_What you need to do_.
Using the records below, find how many lines hold the word "triangle" and reply with only that number.
════════════════
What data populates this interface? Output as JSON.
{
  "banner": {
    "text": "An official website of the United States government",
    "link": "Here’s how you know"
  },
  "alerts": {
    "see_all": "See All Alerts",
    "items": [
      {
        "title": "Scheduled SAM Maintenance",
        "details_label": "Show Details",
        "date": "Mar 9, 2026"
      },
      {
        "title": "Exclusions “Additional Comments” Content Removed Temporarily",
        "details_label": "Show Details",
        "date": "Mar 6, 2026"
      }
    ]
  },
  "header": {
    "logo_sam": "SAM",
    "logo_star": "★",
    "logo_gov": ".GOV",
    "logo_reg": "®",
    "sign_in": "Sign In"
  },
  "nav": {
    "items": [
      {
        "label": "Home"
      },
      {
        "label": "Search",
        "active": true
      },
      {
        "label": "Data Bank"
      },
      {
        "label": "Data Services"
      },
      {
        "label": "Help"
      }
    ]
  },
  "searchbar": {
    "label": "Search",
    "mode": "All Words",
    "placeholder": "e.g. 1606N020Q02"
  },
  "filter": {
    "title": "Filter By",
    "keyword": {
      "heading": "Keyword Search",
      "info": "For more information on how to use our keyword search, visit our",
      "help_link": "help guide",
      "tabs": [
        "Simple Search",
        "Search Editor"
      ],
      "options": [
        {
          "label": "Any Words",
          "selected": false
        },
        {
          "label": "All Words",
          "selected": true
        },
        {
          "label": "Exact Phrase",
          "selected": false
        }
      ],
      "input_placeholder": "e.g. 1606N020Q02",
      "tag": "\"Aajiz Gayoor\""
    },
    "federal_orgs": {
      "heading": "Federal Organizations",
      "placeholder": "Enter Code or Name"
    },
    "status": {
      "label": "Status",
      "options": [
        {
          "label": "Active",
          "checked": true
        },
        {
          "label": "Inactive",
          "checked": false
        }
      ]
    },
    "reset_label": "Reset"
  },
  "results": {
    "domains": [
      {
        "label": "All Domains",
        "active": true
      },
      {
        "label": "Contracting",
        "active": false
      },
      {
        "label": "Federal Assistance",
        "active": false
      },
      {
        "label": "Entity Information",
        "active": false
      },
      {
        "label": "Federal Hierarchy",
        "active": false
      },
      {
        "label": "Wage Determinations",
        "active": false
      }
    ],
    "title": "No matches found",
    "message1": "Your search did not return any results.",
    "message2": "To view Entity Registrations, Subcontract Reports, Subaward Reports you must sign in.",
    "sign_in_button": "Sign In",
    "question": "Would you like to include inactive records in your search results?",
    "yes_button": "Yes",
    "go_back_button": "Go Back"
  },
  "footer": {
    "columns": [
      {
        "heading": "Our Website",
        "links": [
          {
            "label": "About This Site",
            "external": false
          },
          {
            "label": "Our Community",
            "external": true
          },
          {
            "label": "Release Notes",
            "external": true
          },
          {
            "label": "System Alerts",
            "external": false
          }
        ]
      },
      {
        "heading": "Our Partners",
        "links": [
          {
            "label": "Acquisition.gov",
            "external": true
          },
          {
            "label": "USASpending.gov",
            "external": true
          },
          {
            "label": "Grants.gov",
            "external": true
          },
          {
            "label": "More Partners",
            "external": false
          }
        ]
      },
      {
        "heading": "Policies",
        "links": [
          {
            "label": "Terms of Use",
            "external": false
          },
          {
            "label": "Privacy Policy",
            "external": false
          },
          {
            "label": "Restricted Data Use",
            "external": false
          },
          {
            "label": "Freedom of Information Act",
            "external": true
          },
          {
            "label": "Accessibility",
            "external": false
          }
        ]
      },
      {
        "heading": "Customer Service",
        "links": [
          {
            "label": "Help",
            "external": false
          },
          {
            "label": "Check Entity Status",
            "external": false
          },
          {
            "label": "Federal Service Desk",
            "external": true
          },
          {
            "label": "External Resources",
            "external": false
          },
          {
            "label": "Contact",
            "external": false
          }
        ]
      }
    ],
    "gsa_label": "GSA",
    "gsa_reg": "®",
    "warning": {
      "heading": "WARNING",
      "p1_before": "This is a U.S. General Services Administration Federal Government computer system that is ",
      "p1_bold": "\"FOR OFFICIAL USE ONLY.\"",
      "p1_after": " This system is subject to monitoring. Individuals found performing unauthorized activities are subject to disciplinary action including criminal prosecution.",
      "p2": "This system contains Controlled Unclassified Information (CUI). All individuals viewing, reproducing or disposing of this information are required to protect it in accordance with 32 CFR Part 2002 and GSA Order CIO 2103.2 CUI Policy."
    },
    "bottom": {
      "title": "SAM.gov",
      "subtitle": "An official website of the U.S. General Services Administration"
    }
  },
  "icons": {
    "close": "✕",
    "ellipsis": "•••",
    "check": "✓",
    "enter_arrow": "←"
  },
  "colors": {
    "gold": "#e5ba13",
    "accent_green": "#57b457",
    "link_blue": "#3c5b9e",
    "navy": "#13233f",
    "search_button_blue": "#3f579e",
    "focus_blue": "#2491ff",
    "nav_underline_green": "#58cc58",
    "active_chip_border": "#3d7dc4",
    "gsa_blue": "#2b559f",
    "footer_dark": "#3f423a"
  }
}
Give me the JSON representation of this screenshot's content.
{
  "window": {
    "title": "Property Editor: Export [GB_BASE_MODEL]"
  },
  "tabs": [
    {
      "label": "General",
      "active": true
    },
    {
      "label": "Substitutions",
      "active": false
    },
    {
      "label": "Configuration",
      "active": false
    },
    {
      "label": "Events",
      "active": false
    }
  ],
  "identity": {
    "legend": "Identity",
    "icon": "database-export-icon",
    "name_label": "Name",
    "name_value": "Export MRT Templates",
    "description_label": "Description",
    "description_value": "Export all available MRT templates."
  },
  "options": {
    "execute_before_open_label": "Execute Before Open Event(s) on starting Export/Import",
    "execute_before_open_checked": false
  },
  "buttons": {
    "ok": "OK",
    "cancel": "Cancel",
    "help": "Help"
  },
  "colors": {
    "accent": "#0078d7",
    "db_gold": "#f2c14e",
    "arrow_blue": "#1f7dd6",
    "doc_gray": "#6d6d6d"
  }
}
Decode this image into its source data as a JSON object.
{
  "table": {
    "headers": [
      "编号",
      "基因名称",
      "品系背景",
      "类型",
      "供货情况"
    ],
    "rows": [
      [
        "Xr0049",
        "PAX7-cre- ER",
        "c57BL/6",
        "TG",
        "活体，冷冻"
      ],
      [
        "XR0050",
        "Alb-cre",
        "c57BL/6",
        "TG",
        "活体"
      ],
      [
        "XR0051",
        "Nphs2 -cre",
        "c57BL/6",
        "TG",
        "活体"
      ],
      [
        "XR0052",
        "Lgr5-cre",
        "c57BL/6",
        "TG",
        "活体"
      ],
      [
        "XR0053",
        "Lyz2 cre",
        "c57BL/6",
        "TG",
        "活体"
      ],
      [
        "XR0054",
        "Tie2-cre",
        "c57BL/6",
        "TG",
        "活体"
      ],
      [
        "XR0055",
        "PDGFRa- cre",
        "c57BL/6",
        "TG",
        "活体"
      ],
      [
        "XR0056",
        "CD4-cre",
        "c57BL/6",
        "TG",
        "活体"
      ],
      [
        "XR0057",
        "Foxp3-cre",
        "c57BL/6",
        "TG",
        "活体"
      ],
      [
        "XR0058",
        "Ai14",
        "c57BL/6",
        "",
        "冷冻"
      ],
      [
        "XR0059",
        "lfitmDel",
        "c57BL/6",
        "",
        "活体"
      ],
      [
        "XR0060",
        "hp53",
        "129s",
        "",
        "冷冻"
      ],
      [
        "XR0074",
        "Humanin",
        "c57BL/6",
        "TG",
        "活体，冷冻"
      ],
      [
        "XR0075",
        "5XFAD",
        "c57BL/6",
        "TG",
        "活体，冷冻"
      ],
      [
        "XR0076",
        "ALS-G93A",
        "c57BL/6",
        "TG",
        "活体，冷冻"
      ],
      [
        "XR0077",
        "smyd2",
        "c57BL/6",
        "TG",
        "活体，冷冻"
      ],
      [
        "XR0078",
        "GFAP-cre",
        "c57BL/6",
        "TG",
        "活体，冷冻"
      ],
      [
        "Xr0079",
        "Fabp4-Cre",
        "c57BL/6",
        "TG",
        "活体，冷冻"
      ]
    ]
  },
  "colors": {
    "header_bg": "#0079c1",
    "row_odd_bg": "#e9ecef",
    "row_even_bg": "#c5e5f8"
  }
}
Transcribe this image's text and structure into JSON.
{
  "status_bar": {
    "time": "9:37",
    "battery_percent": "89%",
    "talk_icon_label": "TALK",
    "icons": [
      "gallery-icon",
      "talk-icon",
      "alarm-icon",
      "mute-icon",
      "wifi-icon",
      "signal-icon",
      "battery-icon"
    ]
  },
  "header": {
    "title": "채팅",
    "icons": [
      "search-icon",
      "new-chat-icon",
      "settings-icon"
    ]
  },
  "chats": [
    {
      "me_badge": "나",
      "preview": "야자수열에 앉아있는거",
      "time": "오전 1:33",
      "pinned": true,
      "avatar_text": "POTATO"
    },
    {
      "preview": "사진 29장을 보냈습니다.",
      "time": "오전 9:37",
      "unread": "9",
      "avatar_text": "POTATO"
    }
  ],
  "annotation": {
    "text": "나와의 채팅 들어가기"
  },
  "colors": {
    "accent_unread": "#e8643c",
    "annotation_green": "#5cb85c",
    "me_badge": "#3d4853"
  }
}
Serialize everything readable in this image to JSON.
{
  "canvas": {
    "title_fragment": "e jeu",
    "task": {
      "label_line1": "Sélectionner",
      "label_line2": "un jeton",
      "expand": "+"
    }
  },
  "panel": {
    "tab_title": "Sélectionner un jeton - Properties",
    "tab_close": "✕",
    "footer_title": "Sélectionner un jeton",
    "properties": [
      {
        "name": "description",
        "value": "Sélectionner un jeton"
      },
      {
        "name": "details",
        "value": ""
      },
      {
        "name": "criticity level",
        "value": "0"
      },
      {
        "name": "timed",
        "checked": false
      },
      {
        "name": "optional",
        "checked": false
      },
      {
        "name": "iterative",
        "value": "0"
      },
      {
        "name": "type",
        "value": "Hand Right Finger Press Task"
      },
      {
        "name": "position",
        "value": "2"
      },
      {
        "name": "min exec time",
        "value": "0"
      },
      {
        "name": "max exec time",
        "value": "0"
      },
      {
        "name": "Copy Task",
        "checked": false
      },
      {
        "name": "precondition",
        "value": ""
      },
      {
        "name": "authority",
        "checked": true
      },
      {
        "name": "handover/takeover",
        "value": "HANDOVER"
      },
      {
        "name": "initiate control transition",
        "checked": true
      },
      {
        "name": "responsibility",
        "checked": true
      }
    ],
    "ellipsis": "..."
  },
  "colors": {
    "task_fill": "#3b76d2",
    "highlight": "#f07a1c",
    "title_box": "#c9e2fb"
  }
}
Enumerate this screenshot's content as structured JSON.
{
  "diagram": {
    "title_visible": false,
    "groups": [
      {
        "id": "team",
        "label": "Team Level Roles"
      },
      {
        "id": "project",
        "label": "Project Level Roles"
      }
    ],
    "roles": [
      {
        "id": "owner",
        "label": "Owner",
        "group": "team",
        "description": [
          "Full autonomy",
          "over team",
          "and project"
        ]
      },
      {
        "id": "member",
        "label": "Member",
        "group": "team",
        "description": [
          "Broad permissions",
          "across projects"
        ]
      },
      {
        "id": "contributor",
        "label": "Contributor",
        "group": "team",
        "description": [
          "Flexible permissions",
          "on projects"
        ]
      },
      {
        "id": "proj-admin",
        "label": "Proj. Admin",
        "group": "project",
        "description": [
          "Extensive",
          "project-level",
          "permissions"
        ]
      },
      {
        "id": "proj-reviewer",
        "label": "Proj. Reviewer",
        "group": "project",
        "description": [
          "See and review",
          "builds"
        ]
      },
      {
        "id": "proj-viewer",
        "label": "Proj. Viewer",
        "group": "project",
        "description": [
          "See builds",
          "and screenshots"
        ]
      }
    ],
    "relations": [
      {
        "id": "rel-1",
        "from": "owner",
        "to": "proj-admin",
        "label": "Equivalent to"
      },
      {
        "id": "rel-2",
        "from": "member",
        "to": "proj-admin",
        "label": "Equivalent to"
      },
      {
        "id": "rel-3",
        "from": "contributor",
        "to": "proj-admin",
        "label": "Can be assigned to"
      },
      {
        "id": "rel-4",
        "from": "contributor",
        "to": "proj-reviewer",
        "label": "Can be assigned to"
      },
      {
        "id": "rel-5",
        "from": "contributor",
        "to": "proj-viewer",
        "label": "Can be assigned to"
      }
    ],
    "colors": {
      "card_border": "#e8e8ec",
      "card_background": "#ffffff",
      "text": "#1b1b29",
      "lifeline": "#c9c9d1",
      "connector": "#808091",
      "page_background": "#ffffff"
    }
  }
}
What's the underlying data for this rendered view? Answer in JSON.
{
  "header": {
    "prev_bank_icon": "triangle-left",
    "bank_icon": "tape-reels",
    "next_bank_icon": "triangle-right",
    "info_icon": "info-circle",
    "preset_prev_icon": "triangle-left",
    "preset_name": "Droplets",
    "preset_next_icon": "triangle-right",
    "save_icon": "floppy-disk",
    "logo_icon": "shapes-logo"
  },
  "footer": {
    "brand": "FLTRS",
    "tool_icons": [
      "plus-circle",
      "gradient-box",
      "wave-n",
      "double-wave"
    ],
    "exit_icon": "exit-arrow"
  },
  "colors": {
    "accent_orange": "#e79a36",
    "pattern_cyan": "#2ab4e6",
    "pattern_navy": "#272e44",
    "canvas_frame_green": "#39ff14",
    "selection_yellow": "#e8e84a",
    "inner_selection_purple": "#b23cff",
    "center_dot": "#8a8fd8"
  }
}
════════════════
_Solution to this problem_.
4